*** Begin section ***

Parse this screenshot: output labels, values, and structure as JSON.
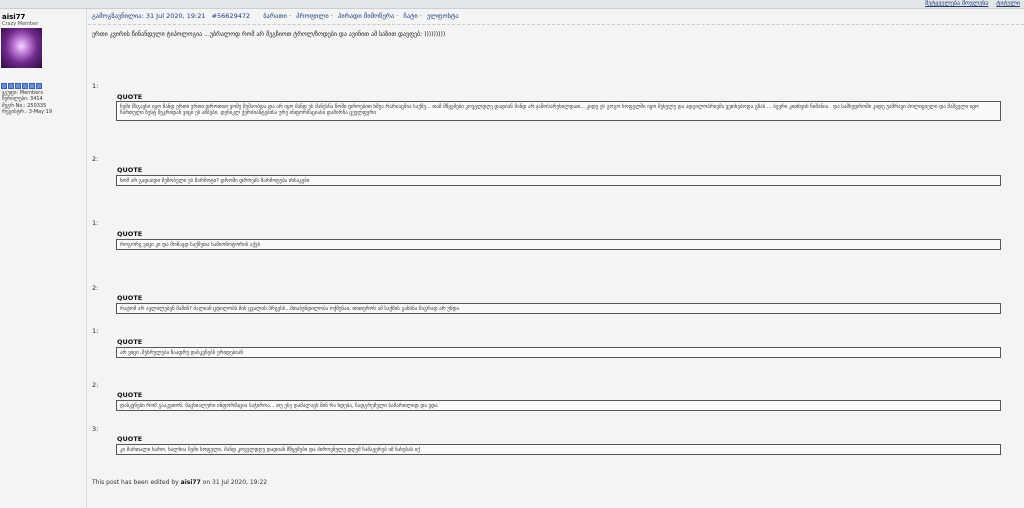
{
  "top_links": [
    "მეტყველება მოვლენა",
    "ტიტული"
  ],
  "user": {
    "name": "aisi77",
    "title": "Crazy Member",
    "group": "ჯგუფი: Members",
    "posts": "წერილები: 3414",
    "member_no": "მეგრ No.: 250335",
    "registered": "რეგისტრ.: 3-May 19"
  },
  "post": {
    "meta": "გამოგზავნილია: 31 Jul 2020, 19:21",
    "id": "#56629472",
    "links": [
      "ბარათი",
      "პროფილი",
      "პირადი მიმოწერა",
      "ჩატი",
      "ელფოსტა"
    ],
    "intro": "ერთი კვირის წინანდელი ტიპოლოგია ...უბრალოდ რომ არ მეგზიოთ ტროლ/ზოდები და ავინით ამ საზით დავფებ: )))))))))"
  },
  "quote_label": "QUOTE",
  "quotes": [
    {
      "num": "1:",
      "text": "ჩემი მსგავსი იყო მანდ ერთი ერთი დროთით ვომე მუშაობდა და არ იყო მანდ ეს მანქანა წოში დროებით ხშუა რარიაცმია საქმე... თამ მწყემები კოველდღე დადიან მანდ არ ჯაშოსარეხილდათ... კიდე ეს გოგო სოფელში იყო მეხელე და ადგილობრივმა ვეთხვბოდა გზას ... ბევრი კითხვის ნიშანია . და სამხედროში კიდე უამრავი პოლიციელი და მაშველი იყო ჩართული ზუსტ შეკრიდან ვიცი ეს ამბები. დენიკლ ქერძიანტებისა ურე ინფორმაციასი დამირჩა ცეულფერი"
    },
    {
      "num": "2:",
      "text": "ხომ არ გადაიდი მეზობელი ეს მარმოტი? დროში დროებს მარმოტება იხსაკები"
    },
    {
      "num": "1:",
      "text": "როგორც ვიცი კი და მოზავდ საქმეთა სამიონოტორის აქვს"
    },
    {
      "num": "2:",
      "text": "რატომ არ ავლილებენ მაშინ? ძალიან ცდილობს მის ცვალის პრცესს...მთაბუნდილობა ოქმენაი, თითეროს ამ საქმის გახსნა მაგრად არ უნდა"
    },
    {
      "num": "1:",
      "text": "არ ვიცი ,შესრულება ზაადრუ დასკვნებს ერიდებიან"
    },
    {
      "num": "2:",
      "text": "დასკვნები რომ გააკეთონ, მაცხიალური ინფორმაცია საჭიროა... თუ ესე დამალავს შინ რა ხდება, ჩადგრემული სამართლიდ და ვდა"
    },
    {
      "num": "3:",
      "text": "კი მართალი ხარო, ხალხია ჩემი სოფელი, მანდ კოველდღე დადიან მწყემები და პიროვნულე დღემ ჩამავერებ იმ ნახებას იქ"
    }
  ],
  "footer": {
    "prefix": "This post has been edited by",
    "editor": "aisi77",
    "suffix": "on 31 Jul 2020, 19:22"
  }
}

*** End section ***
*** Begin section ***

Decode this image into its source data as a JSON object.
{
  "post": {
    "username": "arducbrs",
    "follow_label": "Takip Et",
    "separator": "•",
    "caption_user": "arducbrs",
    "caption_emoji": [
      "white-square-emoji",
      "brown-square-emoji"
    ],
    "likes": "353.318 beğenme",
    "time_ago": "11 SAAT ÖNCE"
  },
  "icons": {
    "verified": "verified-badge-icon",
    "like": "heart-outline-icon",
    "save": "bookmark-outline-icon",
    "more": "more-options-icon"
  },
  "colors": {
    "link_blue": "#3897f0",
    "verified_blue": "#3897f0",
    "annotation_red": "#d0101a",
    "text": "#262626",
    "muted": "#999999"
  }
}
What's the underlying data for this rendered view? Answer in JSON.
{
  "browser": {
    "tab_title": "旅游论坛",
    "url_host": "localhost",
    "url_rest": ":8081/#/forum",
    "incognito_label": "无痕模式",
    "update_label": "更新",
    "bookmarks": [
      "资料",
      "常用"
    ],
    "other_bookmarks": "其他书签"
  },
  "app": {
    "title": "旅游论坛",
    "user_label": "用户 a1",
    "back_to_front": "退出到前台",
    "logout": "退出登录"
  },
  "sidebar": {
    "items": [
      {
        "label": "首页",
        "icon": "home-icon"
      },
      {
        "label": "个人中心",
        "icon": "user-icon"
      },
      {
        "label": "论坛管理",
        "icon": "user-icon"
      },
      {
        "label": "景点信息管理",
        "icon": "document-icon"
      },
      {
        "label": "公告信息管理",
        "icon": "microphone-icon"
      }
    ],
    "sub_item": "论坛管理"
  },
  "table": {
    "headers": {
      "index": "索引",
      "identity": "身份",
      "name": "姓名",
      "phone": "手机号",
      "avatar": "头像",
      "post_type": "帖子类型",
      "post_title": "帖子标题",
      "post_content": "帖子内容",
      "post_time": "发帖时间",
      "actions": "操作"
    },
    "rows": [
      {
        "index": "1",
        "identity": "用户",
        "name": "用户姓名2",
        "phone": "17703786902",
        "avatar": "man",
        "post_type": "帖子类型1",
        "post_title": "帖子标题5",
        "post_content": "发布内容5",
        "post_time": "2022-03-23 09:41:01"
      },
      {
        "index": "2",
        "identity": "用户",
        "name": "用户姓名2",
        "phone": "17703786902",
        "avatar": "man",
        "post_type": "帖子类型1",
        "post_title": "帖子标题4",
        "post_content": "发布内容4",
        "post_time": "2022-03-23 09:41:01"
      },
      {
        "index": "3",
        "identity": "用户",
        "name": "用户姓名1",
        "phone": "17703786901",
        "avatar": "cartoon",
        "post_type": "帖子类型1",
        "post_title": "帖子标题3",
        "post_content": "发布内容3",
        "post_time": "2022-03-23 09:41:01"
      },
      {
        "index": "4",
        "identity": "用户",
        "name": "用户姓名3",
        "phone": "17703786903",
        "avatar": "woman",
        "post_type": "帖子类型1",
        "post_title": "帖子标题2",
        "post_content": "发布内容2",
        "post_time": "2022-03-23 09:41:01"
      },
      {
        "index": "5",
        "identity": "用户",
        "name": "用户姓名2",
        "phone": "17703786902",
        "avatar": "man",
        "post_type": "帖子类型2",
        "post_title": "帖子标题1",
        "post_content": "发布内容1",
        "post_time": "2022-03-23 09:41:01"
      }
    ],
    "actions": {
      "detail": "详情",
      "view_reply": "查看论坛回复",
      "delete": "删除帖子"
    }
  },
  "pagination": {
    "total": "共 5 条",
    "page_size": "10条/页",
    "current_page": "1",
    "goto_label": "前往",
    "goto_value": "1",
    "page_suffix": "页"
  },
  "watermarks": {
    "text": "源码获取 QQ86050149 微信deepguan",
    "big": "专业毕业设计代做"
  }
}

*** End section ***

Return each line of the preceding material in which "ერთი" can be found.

    "intro": "ერთი კვირის წინანდელი ტიპოლოგია ...უბრალოდ რომ არ მეგზიოთ ტროლ/ზოდები და ავინით ამ საზით დავფებ: )))))))))"
      "text": "ჩემი მსგავსი იყო მანდ ერთი ერთი დროთით ვომე მუშაობდა და არ იყო მანდ ეს მანქანა წოში დროებით ხშუა რარიაცმია საქმე... თამ მწყემები კოველდღე დადიან მანდ არ ჯაშოსარეხილდათ... კიდე ეს გოგო სოფელში იყო მეხელე და ადგილობრივმა ვეთხვბოდა გზას ... ბევრი კითხვის ნიშანია . და სამხედროში კიდე უამრავი პოლიციელი და მაშველი იყო ჩართული ზუსტ შეკრიდან ვიცი ეს ამბები. დენიკლ ქერძიანტებისა ურე ინფორმაციასი დამირჩა ცეულფერი"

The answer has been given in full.